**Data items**
******
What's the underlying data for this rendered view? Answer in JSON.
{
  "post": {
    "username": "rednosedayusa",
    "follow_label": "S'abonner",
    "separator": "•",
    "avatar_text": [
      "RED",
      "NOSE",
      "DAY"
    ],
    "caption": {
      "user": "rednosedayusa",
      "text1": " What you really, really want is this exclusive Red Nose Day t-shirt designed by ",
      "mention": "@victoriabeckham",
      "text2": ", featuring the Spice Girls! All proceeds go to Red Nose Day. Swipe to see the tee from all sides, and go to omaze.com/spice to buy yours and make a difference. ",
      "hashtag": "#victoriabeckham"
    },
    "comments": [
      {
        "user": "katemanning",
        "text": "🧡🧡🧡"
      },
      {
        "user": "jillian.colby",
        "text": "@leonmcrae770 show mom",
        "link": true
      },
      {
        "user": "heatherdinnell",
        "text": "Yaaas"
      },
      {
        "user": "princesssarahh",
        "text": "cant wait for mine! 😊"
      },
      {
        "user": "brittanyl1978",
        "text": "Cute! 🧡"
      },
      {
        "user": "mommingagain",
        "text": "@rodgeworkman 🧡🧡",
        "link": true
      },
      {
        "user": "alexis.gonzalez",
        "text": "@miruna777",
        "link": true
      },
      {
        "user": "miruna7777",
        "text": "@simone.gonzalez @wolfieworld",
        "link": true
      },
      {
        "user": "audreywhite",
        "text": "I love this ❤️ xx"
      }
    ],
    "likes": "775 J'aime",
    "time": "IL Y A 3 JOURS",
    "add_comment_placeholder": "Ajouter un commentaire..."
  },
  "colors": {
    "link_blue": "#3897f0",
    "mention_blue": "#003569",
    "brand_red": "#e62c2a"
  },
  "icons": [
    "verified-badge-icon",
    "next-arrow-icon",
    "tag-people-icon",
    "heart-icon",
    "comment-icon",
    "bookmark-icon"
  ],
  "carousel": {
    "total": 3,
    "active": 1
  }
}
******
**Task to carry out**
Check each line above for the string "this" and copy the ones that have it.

**Your solution**
What's the underlying data for this rendered view? Answer in JSON.
      "text1": " What you really, really want is this exclusive Red Nose Day t-shirt designed by ",
        "text": "I love this ❤️ xx"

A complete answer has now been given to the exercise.